* _Prompt_
Copy out all lines bearing the word "this" from the listing below.

***** Task material

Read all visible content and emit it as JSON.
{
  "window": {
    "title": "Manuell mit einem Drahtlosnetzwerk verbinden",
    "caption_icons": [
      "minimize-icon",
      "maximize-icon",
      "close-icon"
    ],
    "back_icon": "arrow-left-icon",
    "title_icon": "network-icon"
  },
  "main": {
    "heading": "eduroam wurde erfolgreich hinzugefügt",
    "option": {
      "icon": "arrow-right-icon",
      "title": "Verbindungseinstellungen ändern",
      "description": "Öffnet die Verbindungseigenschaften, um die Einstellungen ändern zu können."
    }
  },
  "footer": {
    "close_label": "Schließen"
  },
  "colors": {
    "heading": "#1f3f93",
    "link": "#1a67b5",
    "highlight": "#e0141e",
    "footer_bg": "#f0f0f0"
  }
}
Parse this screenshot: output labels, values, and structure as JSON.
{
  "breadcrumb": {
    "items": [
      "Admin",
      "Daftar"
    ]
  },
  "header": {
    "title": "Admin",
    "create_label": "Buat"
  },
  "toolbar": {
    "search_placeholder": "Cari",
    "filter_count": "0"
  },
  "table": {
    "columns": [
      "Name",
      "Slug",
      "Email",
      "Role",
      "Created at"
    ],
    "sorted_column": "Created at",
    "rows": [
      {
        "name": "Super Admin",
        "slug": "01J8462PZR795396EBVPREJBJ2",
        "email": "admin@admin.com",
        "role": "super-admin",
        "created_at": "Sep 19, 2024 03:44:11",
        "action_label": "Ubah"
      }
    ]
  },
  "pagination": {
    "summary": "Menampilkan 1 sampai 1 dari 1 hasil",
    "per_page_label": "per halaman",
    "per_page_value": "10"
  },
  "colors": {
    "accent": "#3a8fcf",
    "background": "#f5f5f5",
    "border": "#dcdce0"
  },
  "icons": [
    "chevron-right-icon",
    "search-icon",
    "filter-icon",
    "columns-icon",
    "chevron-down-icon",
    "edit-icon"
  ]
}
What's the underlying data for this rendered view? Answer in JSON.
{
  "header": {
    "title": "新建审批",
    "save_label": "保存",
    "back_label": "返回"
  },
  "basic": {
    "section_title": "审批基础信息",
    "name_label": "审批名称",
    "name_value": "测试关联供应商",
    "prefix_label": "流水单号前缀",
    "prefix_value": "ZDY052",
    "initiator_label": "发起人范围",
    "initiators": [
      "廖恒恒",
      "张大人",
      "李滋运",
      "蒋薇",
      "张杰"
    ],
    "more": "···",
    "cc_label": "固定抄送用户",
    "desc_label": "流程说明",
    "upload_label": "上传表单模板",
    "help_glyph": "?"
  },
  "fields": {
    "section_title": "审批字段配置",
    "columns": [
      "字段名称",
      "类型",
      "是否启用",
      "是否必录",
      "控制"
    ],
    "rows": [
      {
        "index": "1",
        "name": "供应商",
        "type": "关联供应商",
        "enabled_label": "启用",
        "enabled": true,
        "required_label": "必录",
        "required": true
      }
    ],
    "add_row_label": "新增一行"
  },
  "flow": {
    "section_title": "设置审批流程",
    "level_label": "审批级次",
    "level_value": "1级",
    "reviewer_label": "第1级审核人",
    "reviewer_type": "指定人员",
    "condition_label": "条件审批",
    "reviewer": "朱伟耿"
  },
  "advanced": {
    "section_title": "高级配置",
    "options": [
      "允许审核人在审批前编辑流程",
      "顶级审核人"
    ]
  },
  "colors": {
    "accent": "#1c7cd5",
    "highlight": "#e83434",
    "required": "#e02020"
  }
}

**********
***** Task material

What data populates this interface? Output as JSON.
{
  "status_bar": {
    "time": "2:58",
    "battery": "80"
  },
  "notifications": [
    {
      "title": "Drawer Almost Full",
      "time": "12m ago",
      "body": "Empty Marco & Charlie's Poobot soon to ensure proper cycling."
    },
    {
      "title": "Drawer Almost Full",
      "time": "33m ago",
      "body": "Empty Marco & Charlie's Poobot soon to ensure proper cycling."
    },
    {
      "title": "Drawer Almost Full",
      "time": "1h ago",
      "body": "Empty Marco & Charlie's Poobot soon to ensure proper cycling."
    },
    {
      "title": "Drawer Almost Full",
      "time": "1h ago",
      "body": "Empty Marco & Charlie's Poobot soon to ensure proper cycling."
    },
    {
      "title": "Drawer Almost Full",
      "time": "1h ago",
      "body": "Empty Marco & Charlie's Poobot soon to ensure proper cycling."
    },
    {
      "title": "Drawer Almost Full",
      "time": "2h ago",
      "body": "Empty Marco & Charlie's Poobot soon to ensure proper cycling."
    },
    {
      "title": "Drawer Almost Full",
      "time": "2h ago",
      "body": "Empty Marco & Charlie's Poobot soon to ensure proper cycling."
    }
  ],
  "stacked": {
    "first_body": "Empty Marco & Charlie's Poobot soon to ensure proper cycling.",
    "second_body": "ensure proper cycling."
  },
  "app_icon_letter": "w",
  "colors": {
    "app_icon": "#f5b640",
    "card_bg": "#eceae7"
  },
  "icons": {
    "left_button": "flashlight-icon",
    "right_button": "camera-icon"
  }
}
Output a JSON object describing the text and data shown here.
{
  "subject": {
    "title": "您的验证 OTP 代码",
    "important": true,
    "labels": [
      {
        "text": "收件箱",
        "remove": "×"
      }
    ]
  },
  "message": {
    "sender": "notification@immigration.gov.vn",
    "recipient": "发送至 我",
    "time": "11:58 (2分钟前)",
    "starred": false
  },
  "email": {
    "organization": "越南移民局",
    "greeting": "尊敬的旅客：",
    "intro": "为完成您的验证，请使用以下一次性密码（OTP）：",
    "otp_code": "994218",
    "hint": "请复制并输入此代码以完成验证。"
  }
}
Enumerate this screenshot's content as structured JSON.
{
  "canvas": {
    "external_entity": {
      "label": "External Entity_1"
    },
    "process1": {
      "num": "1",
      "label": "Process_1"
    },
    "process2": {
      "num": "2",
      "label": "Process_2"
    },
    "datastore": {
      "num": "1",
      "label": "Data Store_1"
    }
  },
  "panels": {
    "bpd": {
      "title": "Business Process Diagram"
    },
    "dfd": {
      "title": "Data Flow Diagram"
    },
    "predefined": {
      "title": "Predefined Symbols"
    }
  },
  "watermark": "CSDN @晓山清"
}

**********
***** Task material

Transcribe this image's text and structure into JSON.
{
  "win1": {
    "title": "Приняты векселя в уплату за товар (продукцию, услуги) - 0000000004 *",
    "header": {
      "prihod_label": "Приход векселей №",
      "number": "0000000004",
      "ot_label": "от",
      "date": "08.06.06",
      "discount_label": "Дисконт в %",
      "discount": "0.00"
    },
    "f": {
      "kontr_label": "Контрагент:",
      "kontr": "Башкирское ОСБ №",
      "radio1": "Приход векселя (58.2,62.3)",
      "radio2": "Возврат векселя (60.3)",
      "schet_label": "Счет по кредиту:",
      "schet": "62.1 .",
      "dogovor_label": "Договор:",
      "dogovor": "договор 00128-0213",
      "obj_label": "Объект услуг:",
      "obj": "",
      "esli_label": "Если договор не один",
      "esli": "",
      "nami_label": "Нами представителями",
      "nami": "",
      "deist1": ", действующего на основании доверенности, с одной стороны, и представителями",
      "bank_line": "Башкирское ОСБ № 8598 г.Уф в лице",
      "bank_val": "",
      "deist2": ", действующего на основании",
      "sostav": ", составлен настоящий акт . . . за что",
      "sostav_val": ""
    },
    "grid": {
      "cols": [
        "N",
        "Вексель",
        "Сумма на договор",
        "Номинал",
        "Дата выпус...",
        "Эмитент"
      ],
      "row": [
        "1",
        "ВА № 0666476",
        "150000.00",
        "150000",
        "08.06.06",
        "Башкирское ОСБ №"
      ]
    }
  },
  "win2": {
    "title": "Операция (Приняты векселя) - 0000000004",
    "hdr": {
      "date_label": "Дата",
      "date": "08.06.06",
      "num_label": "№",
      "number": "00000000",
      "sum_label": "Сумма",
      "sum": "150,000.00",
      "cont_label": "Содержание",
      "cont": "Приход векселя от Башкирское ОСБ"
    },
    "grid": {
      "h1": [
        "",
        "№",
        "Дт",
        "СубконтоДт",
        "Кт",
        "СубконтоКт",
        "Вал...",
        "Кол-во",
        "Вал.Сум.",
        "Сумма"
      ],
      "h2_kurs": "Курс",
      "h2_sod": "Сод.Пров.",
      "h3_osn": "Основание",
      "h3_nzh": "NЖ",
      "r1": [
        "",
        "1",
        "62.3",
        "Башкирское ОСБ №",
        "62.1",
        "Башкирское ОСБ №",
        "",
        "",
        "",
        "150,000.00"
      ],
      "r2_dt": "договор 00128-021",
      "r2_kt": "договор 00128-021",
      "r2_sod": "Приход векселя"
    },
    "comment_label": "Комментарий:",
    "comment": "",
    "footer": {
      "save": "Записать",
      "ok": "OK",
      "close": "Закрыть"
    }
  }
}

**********

* _Answer for the task_
Parse this screenshot: output labels, values, and structure as JSON.
What's the underlying data for this rendered view? Answer in JSON.
What data populates this interface? Output as JSON.
Enumerate this screenshot's content as structured JSON.
Transcribe this image's text and structure into JSON.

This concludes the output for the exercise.